I am in Condor Cafe now typing this up and killing time before our night bus to Cochabamba. Overall though Sucre is a great city but no need to spend much time here and it wasn't the most challenging or rewarding trek but still worth doing. We spent 600 Bolivianos (~$87 USD) with Condor Trekkers but could have gotten cheaper with other agencies but Condor is great because they actually give money and do good for the community.
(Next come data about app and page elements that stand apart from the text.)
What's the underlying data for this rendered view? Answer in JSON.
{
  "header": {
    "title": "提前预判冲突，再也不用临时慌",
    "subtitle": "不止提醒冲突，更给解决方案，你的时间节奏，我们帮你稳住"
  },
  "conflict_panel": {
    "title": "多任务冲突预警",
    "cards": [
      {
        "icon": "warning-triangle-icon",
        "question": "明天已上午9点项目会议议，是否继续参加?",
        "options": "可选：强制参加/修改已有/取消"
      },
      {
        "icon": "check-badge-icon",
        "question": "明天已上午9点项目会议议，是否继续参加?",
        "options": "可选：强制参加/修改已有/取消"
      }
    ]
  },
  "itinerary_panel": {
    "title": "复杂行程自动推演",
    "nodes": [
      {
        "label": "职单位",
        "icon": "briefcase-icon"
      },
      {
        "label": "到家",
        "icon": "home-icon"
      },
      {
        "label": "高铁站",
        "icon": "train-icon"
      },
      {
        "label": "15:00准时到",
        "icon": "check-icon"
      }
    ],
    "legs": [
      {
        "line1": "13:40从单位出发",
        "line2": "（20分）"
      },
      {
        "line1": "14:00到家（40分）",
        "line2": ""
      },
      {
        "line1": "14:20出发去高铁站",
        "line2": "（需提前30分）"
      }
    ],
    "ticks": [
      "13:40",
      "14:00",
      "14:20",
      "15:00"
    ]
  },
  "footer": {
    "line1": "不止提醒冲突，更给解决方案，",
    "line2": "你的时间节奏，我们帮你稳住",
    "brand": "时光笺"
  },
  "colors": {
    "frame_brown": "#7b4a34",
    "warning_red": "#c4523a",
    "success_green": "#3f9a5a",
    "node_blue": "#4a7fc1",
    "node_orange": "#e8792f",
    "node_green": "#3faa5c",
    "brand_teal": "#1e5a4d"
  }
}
So I had to change my entry to this blog a bit because our night bus never happened last night. We got about 15 minutes out of town and our bus broke down. Our drivers were underneath the bus in the dark trying to fix the problem for about an hour and a half while another bus was supposed to pick us up, but it never came. Some passengers were able to hop onto another passing bus but Michelle and I were stuck until we could get our backpacks from the storage area below. So basically after all the s*** we have gone through with bus travel, we decided to go back to Sucre and find a flight to Cochabamba. We were stopped outside of a police checkpoint so we went to ask about taxis back to the city and was told that taxis came through, but they don't. So again we asked a police officer for a taxi and instead got a local guy to drive us back to Sucre. So we wasted 50 Bolivianos on the bus and paid our driver another 50. The next day we woke up from Sucre and hauled ass to the airport so we could try finding a flight. We paid 30 Bolivianos for a taxi there since it is kind of outside the city. I had seen a tour agency advertising for 204 Bolivianos for a flight which is not a bad price but out of the four airlines, EcoJet was the only one with availability. So we paid 315 Bolivianos (~$45 USD) for a flight plus 11 Bolivianos for airport tax. The flight was 30 minutes and it was a fantastic and incredibly easy process to fly. We are spoiled now and are trying to avoid long buses now haha. So again for travelers to Bolivia, spend the extra money for flights. They are easier, safer, and quicker. So finally we made it to Cochabamba!